■ **WHAT THE TASK REQUIRES**
Although the entries contain pictures, copy only their text, exactly as written.

■ **RECORDS FOR THE EXERCISE**

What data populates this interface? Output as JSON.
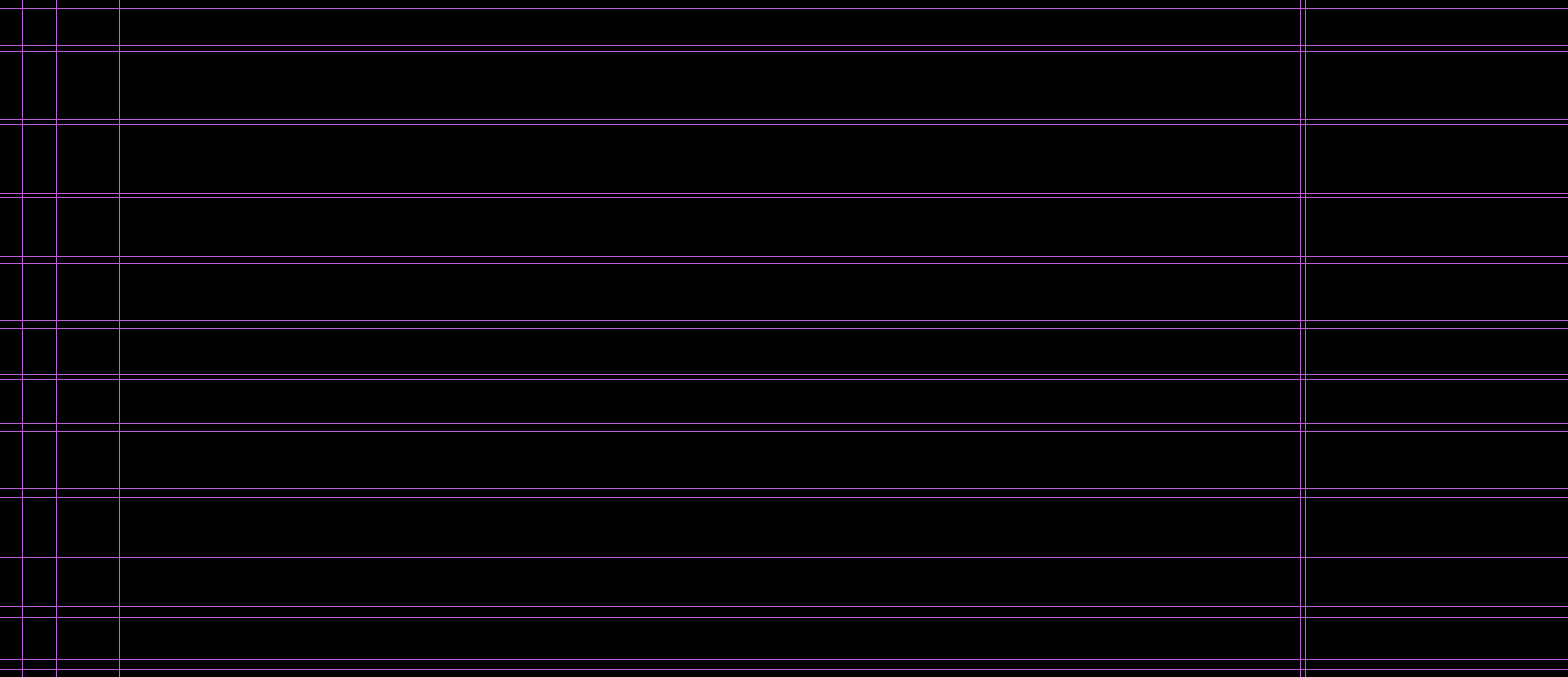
{
  "canvas": {
    "background_color": "#000000"
  },
  "guides": {
    "color": "#c060d8",
    "horizontal_count": 23,
    "vertical_count": 5
  }
}
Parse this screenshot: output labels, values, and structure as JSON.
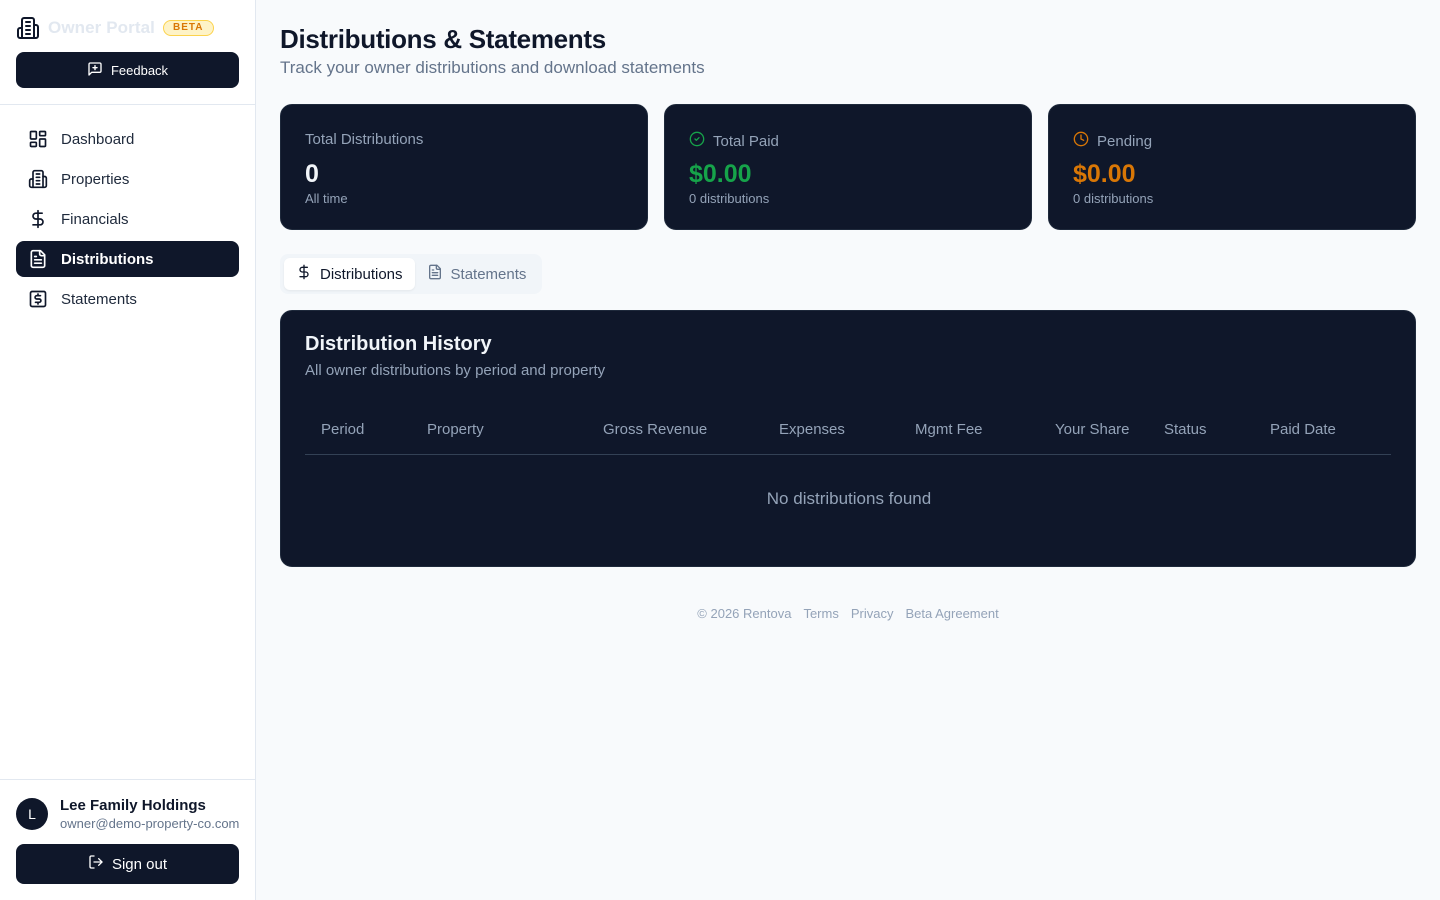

■ **SOLUTION FOR THIS EXERCISE**
What data populates this interface? Output as JSON.
{
  "canvas": {
    "background_color": "#000000"
  },
  "guides": {
    "color": "#c060d8",
    "horizontal_count": 23,
    "vertical_count": 5
  }
}
Parse this screenshot: output labels, values, and structure as JSON.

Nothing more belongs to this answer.